BW: In what capacity have you known those young men?
PS: Sons of my friends as well as Navigator and church young people.
MM: College students of my husband’s.
BW: Have you ever introduced any of these young men to young women you have come to know?
MM: Yes, when we felt there was good common ground for bonding or God bringing them together, or timing that just happened under our watch. And sometimes we were surprised at who chose each other among the students we knew. There were also times when we warned and gave correction when there were relationships that were out of order, and we helped people with breakups too, to treat each other respectfully and to recover.
PS: We have made suggestions to the man about the woman to see if they are interested. We pray we will have more opportunity for those introductions in the future.
BW: In addition to mentors, I’ve often felt similarly counseled by reading wise authors; most recently Edith Schaeffer. What books, besides the Bible, would you recommend?
MM: Biographies of great Christians to learn from their lives, C.S. Lewis and Francis Schaeffer to strengthen faith with reason, Man and Woman in Christ by Stephen Clark.
PS: I love books by Amy Carmichael, Eugene Peterson, Susan Schaeffer Macaulay, John Piper and Mary Kassian.
Copyright 2007 Candice Watters. All rights reserved.
About the Author

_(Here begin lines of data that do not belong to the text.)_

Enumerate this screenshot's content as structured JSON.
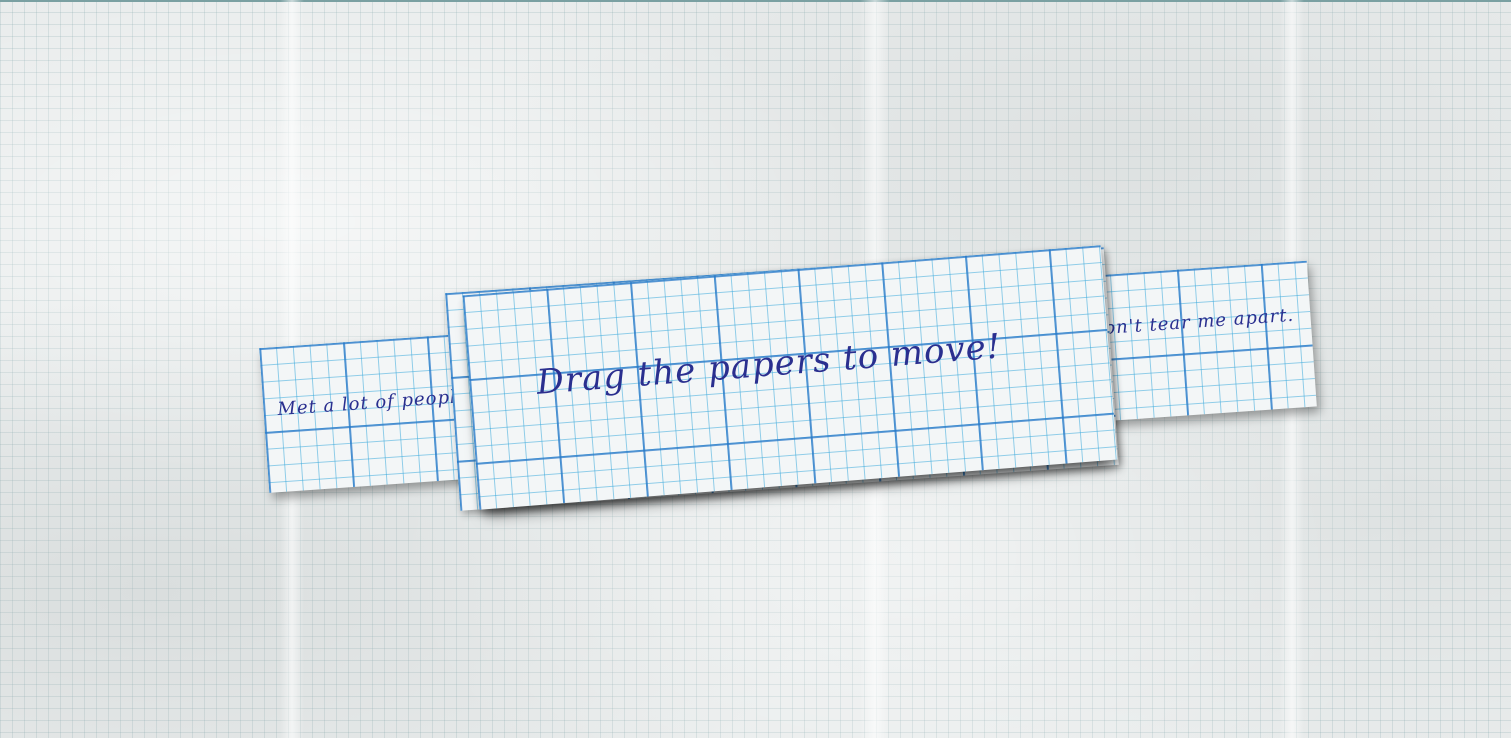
{
  "notes": {
    "left": "Met a lot of people",
    "main": "Drag the papers to move!",
    "right": "Don't tear me apart."
  },
  "colors": {
    "background": "#e9ecec",
    "paper": "#f3f6f7",
    "grid_line": "#3c9ad0",
    "ink": "#2a2f8f"
  }
}
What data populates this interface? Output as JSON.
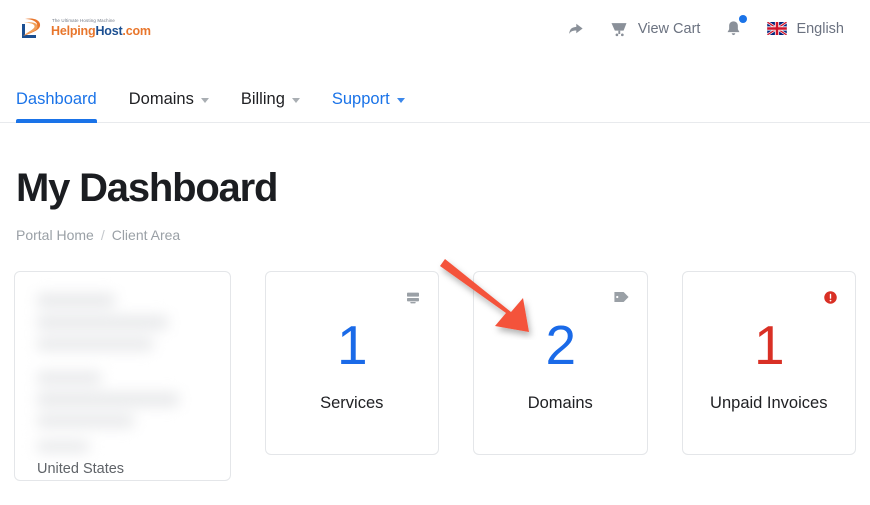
{
  "header": {
    "logo": {
      "tagline": "The Ultimate Hosting Machine",
      "name_part1": "Helping",
      "name_part2": "Host",
      "name_part3": ".com",
      "icon": "swirl-logo-icon"
    },
    "actions": [
      {
        "icon": "share-arrow-icon",
        "label": ""
      },
      {
        "icon": "shopping-cart-icon",
        "label": "View Cart"
      },
      {
        "icon": "bell-notification-icon",
        "label": ""
      },
      {
        "icon": "uk-flag-icon",
        "label": "English"
      }
    ],
    "share_label": "",
    "cart_label": "View Cart",
    "language_label": "English"
  },
  "nav": {
    "tabs": [
      {
        "label": "Dashboard",
        "active": true,
        "has_caret": false,
        "style": "blue"
      },
      {
        "label": "Domains",
        "active": false,
        "has_caret": true,
        "style": "dark"
      },
      {
        "label": "Billing",
        "active": false,
        "has_caret": true,
        "style": "dark"
      },
      {
        "label": "Support",
        "active": false,
        "has_caret": true,
        "style": "blue"
      }
    ]
  },
  "page": {
    "title": "My Dashboard",
    "breadcrumb": {
      "home": "Portal Home",
      "separator": "/",
      "current": "Client Area"
    }
  },
  "cards": [
    {
      "type": "profile",
      "icon": "",
      "value": "",
      "label": "",
      "country": "United States",
      "redacted": true
    },
    {
      "type": "stat",
      "icon": "server-icon",
      "value": "1",
      "label": "Services",
      "color": "#1a6ae8"
    },
    {
      "type": "stat",
      "icon": "tag-icon",
      "value": "2",
      "label": "Domains",
      "color": "#1a6ae8"
    },
    {
      "type": "stat",
      "icon": "alert-circle-icon",
      "value": "1",
      "label": "Unpaid Invoices",
      "color": "#d93025"
    }
  ],
  "annotation": {
    "type": "arrow",
    "color": "#f4523b",
    "points_to": "Domains"
  },
  "colors": {
    "accent_blue": "#1a73e8",
    "stat_blue": "#1a6ae8",
    "alert_red": "#d93025",
    "arrow_red": "#f4523b",
    "text_dark": "#202124",
    "text_muted": "#9aa0a6",
    "border": "#e4e6e9"
  }
}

Candice Watters is a wife, mom, and Bible teacher. She is the author of Get Married: What Women Can Do to Help it Happen, co-founder with her husband, Steve, of Boundless.org and co-author of Start Your Family: Inspiration for Having Babies. They have four children and blog at FamilyMaking.com.